Task statement —
Set down the full data below exactly as given, please.

===== Data listing =====

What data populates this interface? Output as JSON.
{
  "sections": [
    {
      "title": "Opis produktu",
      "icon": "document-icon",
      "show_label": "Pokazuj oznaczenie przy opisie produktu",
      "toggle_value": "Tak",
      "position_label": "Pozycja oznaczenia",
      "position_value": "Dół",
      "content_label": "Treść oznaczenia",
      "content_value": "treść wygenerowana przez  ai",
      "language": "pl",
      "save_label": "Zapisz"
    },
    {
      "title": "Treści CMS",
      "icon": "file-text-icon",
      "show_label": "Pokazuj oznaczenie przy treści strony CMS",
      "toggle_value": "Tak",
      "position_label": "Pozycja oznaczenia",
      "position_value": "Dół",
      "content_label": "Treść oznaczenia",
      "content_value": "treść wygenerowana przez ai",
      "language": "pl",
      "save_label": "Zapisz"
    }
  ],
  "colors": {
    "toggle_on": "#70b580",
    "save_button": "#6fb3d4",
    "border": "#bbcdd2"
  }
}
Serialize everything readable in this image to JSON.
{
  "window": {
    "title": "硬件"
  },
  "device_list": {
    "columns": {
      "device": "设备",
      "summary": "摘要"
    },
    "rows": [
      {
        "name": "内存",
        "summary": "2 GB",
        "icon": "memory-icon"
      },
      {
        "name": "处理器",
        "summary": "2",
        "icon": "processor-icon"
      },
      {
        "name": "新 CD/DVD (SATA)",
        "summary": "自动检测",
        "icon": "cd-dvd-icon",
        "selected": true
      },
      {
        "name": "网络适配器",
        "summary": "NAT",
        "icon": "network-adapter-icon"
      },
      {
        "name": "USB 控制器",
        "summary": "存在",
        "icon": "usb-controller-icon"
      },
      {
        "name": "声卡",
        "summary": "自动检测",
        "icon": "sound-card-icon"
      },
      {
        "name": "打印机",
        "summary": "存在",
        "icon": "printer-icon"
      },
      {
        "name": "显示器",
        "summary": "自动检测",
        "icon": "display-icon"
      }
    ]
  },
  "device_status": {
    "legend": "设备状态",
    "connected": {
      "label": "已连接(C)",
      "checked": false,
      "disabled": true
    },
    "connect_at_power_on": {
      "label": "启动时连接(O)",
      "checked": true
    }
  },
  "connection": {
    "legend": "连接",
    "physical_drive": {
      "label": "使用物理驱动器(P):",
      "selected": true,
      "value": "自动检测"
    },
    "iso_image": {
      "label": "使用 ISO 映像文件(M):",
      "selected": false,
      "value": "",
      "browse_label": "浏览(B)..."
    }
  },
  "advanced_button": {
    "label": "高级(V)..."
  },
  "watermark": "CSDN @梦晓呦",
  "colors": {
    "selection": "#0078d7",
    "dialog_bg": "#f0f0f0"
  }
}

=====

Written reply —
What data populates this interface? Output as JSON.
{
  "sections": [
    {
      "title": "Opis produktu",
      "icon": "document-icon",
      "show_label": "Pokazuj oznaczenie przy opisie produktu",
      "toggle_value": "Tak",
      "position_label": "Pozycja oznaczenia",
      "position_value": "Dół",
      "content_label": "Treść oznaczenia",
      "content_value": "treść wygenerowana przez  ai",
      "language": "pl",
      "save_label": "Zapisz"
    },
    {
      "title": "Treści CMS",
      "icon": "file-text-icon",
      "show_label": "Pokazuj oznaczenie przy treści strony CMS",
      "toggle_value": "Tak",
      "position_label": "Pozycja oznaczenia",
      "position_value": "Dół",
      "content_label": "Treść oznaczenia",
      "content_value": "treść wygenerowana przez ai",
      "language": "pl",
      "save_label": "Zapisz"
    }
  ],
  "colors": {
    "toggle_on": "#70b580",
    "save_button": "#6fb3d4",
    "border": "#bbcdd2"
  }
}
Serialize everything readable in this image to JSON.
{
  "window": {
    "title": "硬件"
  },
  "device_list": {
    "columns": {
      "device": "设备",
      "summary": "摘要"
    },
    "rows": [
      {
        "name": "内存",
        "summary": "2 GB",
        "icon": "memory-icon"
      },
      {
        "name": "处理器",
        "summary": "2",
        "icon": "processor-icon"
      },
      {
        "name": "新 CD/DVD (SATA)",
        "summary": "自动检测",
        "icon": "cd-dvd-icon",
        "selected": true
      },
      {
        "name": "网络适配器",
        "summary": "NAT",
        "icon": "network-adapter-icon"
      },
      {
        "name": "USB 控制器",
        "summary": "存在",
        "icon": "usb-controller-icon"
      },
      {
        "name": "声卡",
        "summary": "自动检测",
        "icon": "sound-card-icon"
      },
      {
        "name": "打印机",
        "summary": "存在",
        "icon": "printer-icon"
      },
      {
        "name": "显示器",
        "summary": "自动检测",
        "icon": "display-icon"
      }
    ]
  },
  "device_status": {
    "legend": "设备状态",
    "connected": {
      "label": "已连接(C)",
      "checked": false,
      "disabled": true
    },
    "connect_at_power_on": {
      "label": "启动时连接(O)",
      "checked": true
    }
  },
  "connection": {
    "legend": "连接",
    "physical_drive": {
      "label": "使用物理驱动器(P):",
      "selected": true,
      "value": "自动检测"
    },
    "iso_image": {
      "label": "使用 ISO 映像文件(M):",
      "selected": false,
      "value": "",
      "browse_label": "浏览(B)..."
    }
  },
  "advanced_button": {
    "label": "高级(V)..."
  },
  "watermark": "CSDN @梦晓呦",
  "colors": {
    "selection": "#0078d7",
    "dialog_bg": "#f0f0f0"
  }
}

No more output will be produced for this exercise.